- **WHAT YOU NEED TO DO**:
Every record that follows must be duplicated exactly, with images left out.

[RAW DATA Boundary: Start]

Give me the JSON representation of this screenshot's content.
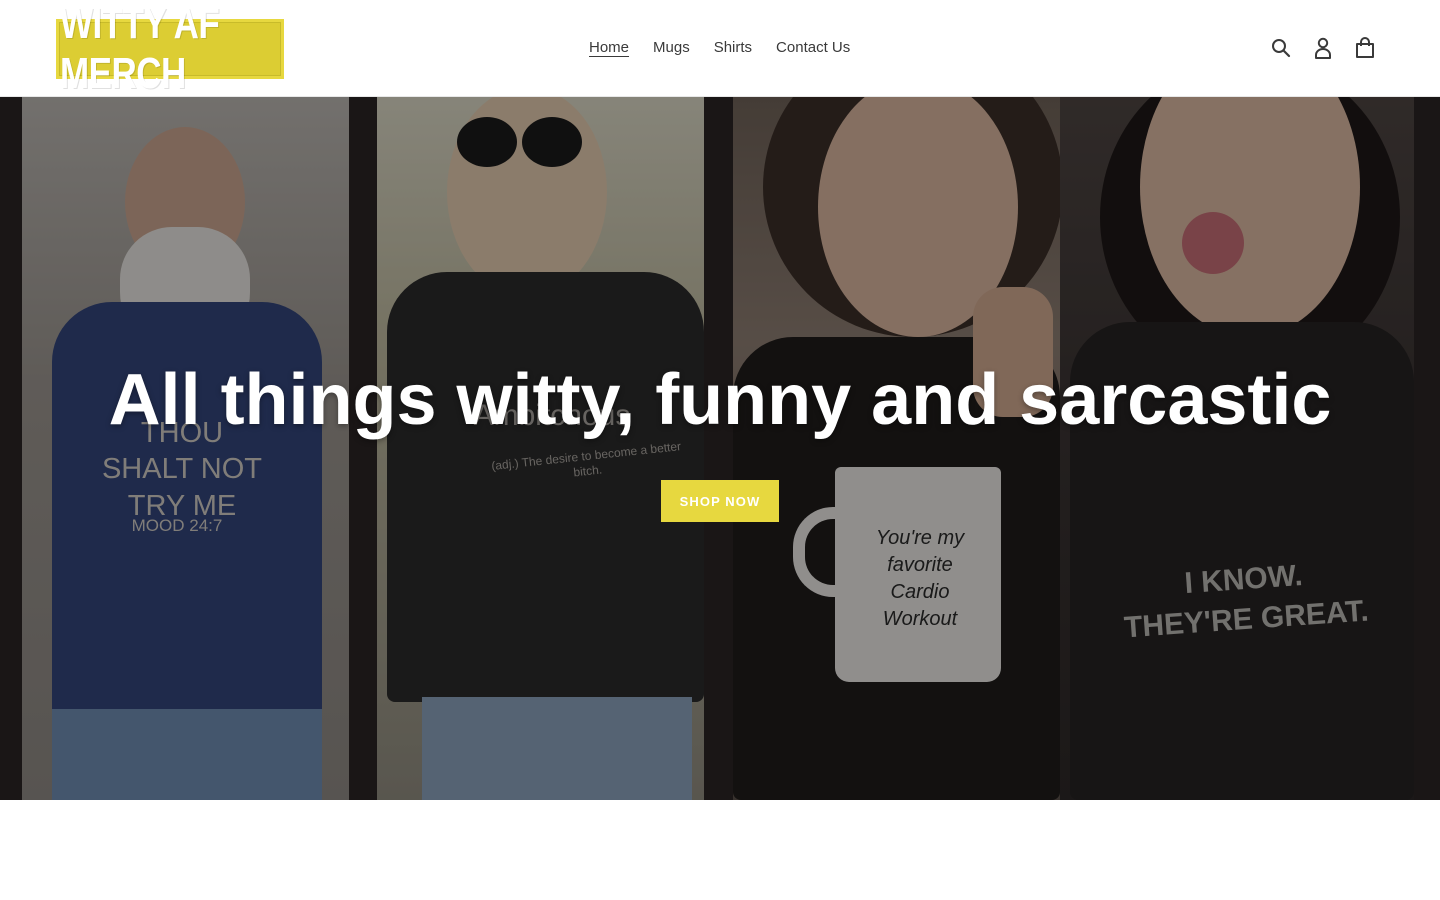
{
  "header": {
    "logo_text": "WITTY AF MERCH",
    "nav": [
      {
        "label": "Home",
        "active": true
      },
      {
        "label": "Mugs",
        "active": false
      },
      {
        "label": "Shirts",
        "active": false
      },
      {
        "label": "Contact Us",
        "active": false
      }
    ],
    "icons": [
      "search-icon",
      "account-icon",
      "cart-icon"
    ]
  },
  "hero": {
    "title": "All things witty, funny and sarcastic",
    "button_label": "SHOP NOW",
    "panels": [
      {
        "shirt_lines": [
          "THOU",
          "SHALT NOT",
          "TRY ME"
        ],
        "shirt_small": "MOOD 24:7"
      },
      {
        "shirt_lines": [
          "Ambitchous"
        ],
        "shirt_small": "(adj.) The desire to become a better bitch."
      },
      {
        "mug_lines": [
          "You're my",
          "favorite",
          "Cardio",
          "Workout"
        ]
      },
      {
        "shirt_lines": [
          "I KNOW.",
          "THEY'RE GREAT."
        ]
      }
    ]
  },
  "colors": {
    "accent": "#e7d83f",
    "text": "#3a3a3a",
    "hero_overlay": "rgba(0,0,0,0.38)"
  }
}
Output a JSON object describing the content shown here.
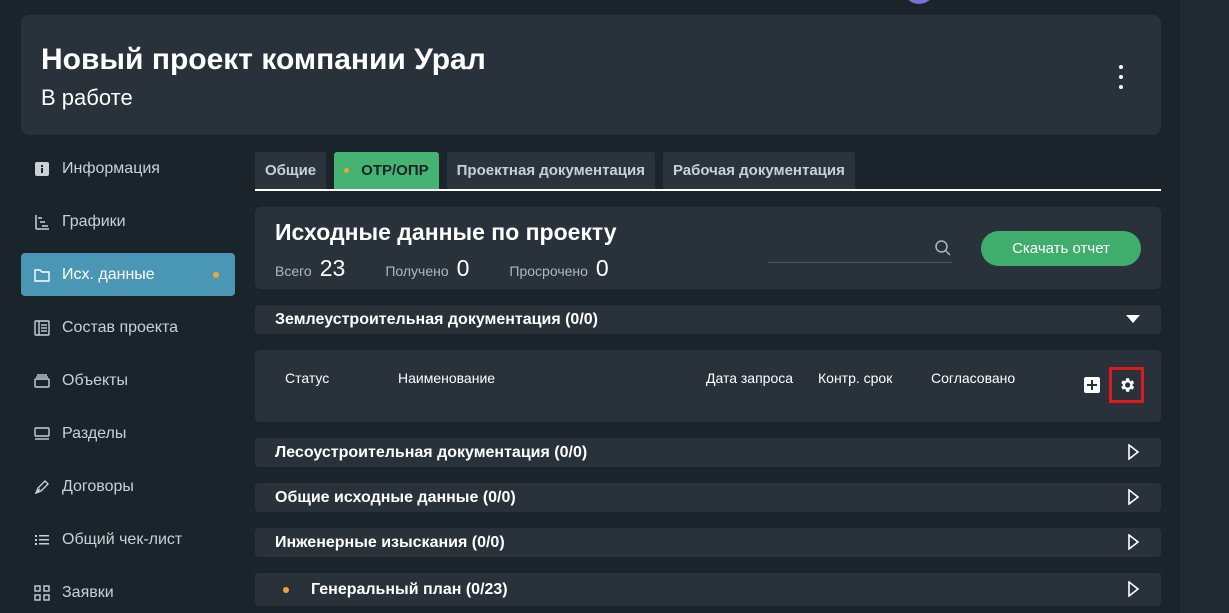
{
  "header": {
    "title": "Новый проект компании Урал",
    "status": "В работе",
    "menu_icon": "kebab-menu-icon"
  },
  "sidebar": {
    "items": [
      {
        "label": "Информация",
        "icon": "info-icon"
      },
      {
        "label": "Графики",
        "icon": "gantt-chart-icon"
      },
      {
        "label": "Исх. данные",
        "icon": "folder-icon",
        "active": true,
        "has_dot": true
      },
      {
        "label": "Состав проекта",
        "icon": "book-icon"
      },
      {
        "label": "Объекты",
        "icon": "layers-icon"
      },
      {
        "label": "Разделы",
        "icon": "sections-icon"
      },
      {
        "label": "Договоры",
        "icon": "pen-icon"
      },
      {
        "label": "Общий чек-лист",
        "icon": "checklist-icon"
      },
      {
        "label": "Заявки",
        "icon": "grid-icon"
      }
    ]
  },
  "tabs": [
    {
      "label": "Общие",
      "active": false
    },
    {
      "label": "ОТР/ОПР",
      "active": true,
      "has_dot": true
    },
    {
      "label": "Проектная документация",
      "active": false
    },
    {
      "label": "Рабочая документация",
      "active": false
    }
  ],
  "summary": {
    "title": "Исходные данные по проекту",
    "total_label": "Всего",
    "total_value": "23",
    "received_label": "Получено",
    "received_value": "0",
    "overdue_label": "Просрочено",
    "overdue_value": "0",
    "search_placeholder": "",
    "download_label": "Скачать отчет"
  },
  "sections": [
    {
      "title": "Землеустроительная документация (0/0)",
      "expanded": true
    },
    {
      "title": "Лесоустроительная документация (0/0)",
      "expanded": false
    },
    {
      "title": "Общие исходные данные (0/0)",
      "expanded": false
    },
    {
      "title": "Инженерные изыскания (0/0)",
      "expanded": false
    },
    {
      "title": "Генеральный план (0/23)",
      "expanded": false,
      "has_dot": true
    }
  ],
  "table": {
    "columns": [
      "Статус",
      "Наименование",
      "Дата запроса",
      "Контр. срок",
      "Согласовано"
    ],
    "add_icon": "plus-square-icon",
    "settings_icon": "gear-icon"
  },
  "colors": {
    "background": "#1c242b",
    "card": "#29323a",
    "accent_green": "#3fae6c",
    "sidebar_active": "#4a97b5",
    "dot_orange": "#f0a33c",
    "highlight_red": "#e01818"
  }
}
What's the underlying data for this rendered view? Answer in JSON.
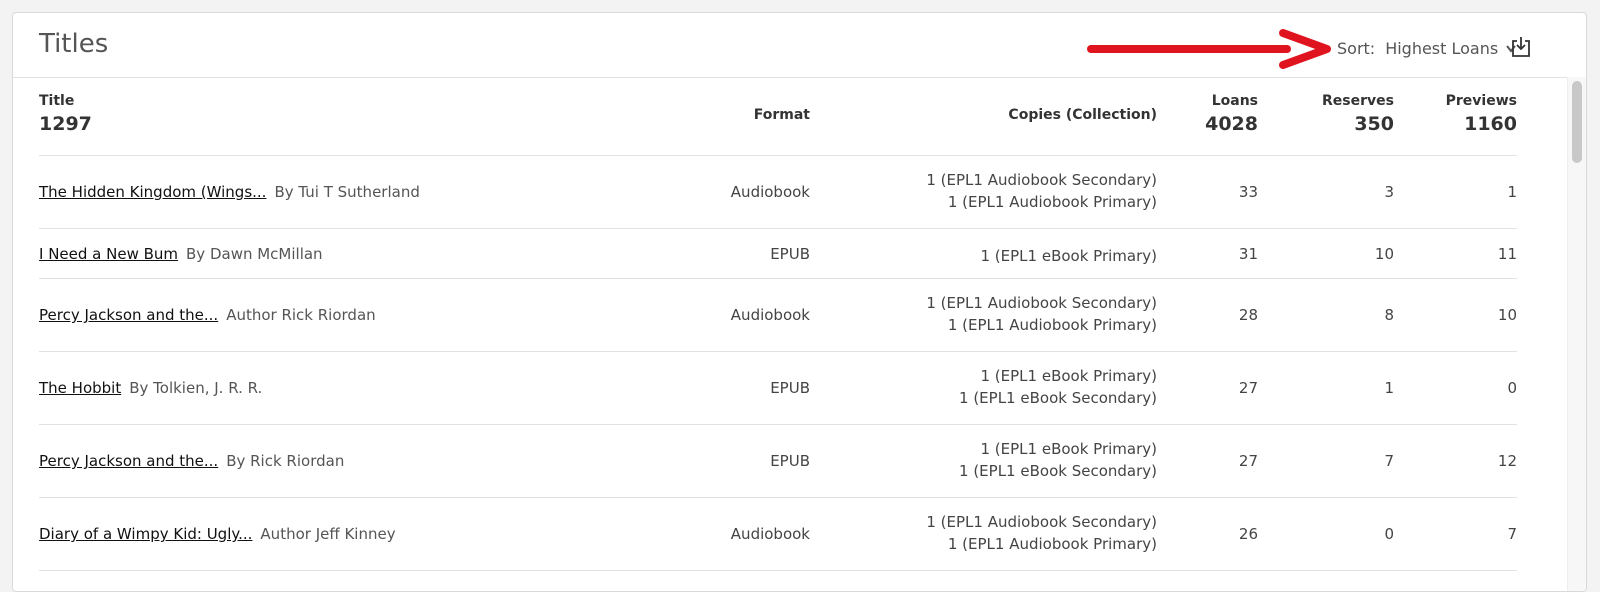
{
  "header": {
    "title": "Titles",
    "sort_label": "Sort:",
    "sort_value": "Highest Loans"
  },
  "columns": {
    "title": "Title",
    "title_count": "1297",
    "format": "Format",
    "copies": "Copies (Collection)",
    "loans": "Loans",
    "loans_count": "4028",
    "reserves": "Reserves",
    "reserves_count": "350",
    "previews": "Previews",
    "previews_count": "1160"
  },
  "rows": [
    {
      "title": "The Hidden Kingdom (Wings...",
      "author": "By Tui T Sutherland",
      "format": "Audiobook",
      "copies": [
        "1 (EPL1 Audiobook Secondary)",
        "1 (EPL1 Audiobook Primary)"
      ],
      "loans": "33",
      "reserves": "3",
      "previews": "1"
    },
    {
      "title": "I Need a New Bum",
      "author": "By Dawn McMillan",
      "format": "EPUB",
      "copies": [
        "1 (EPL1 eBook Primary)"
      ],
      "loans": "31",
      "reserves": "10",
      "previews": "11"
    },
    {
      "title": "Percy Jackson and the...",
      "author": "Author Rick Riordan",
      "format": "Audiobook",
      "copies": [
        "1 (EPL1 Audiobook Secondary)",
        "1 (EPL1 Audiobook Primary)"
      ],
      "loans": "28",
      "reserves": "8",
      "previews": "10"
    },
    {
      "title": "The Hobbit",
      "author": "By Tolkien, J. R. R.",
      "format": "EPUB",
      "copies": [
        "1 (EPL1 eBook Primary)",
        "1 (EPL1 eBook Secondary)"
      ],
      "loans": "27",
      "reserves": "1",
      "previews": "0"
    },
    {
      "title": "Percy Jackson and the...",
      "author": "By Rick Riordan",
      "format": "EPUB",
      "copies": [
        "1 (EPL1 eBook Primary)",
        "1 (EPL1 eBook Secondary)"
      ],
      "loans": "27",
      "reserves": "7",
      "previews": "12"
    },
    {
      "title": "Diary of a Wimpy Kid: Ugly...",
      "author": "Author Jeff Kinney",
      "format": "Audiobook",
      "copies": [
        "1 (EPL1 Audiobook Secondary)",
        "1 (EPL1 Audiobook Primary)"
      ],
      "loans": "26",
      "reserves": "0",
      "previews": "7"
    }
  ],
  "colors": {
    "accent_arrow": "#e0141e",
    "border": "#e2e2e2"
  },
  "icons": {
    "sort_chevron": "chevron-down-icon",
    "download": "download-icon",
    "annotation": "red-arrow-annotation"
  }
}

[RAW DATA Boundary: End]

- **SOLUTION FOR THIS PROBLEM**:
Give me the JSON representation of this screenshot's content.
{
  "header": {
    "logo_text": "WITTY AF MERCH",
    "nav": [
      {
        "label": "Home",
        "active": true
      },
      {
        "label": "Mugs",
        "active": false
      },
      {
        "label": "Shirts",
        "active": false
      },
      {
        "label": "Contact Us",
        "active": false
      }
    ],
    "icons": [
      "search-icon",
      "account-icon",
      "cart-icon"
    ]
  },
  "hero": {
    "title": "All things witty, funny and sarcastic",
    "button_label": "SHOP NOW",
    "panels": [
      {
        "shirt_lines": [
          "THOU",
          "SHALT NOT",
          "TRY ME"
        ],
        "shirt_small": "MOOD 24:7"
      },
      {
        "shirt_lines": [
          "Ambitchous"
        ],
        "shirt_small": "(adj.) The desire to become a better bitch."
      },
      {
        "mug_lines": [
          "You're my",
          "favorite",
          "Cardio",
          "Workout"
        ]
      },
      {
        "shirt_lines": [
          "I KNOW.",
          "THEY'RE GREAT."
        ]
      }
    ]
  },
  "colors": {
    "accent": "#e7d83f",
    "text": "#3a3a3a",
    "hero_overlay": "rgba(0,0,0,0.38)"
  }
}
Output a JSON object describing the content shown here.
{
  "header": {
    "title": "Новый проект компании Урал",
    "status": "В работе",
    "menu_icon": "kebab-menu-icon"
  },
  "sidebar": {
    "items": [
      {
        "label": "Информация",
        "icon": "info-icon"
      },
      {
        "label": "Графики",
        "icon": "gantt-chart-icon"
      },
      {
        "label": "Исх. данные",
        "icon": "folder-icon",
        "active": true,
        "has_dot": true
      },
      {
        "label": "Состав проекта",
        "icon": "book-icon"
      },
      {
        "label": "Объекты",
        "icon": "layers-icon"
      },
      {
        "label": "Разделы",
        "icon": "sections-icon"
      },
      {
        "label": "Договоры",
        "icon": "pen-icon"
      },
      {
        "label": "Общий чек-лист",
        "icon": "checklist-icon"
      },
      {
        "label": "Заявки",
        "icon": "grid-icon"
      }
    ]
  },
  "tabs": [
    {
      "label": "Общие",
      "active": false
    },
    {
      "label": "ОТР/ОПР",
      "active": true,
      "has_dot": true
    },
    {
      "label": "Проектная документация",
      "active": false
    },
    {
      "label": "Рабочая документация",
      "active": false
    }
  ],
  "summary": {
    "title": "Исходные данные по проекту",
    "total_label": "Всего",
    "total_value": "23",
    "received_label": "Получено",
    "received_value": "0",
    "overdue_label": "Просрочено",
    "overdue_value": "0",
    "search_placeholder": "",
    "download_label": "Скачать отчет"
  },
  "sections": [
    {
      "title": "Землеустроительная документация (0/0)",
      "expanded": true
    },
    {
      "title": "Лесоустроительная документация (0/0)",
      "expanded": false
    },
    {
      "title": "Общие исходные данные (0/0)",
      "expanded": false
    },
    {
      "title": "Инженерные изыскания (0/0)",
      "expanded": false
    },
    {
      "title": "Генеральный план (0/23)",
      "expanded": false,
      "has_dot": true
    }
  ],
  "table": {
    "columns": [
      "Статус",
      "Наименование",
      "Дата запроса",
      "Контр. срок",
      "Согласовано"
    ],
    "add_icon": "plus-square-icon",
    "settings_icon": "gear-icon"
  },
  "colors": {
    "background": "#1c242b",
    "card": "#29323a",
    "accent_green": "#3fae6c",
    "sidebar_active": "#4a97b5",
    "dot_orange": "#f0a33c",
    "highlight_red": "#e01818"
  }
}
What's the underlying data for this rendered view? Answer in JSON.
{
  "header": {
    "title": "Titles",
    "sort_label": "Sort:",
    "sort_value": "Highest Loans"
  },
  "columns": {
    "title": "Title",
    "title_count": "1297",
    "format": "Format",
    "copies": "Copies (Collection)",
    "loans": "Loans",
    "loans_count": "4028",
    "reserves": "Reserves",
    "reserves_count": "350",
    "previews": "Previews",
    "previews_count": "1160"
  },
  "rows": [
    {
      "title": "The Hidden Kingdom (Wings...",
      "author": "By Tui T Sutherland",
      "format": "Audiobook",
      "copies": [
        "1 (EPL1 Audiobook Secondary)",
        "1 (EPL1 Audiobook Primary)"
      ],
      "loans": "33",
      "reserves": "3",
      "previews": "1"
    },
    {
      "title": "I Need a New Bum",
      "author": "By Dawn McMillan",
      "format": "EPUB",
      "copies": [
        "1 (EPL1 eBook Primary)"
      ],
      "loans": "31",
      "reserves": "10",
      "previews": "11"
    },
    {
      "title": "Percy Jackson and the...",
      "author": "Author Rick Riordan",
      "format": "Audiobook",
      "copies": [
        "1 (EPL1 Audiobook Secondary)",
        "1 (EPL1 Audiobook Primary)"
      ],
      "loans": "28",
      "reserves": "8",
      "previews": "10"
    },
    {
      "title": "The Hobbit",
      "author": "By Tolkien, J. R. R.",
      "format": "EPUB",
      "copies": [
        "1 (EPL1 eBook Primary)",
        "1 (EPL1 eBook Secondary)"
      ],
      "loans": "27",
      "reserves": "1",
      "previews": "0"
    },
    {
      "title": "Percy Jackson and the...",
      "author": "By Rick Riordan",
      "format": "EPUB",
      "copies": [
        "1 (EPL1 eBook Primary)",
        "1 (EPL1 eBook Secondary)"
      ],
      "loans": "27",
      "reserves": "7",
      "previews": "12"
    },
    {
      "title": "Diary of a Wimpy Kid: Ugly...",
      "author": "Author Jeff Kinney",
      "format": "Audiobook",
      "copies": [
        "1 (EPL1 Audiobook Secondary)",
        "1 (EPL1 Audiobook Primary)"
      ],
      "loans": "26",
      "reserves": "0",
      "previews": "7"
    }
  ],
  "colors": {
    "accent_arrow": "#e0141e",
    "border": "#e2e2e2"
  },
  "icons": {
    "sort_chevron": "chevron-down-icon",
    "download": "download-icon",
    "annotation": "red-arrow-annotation"
  }
}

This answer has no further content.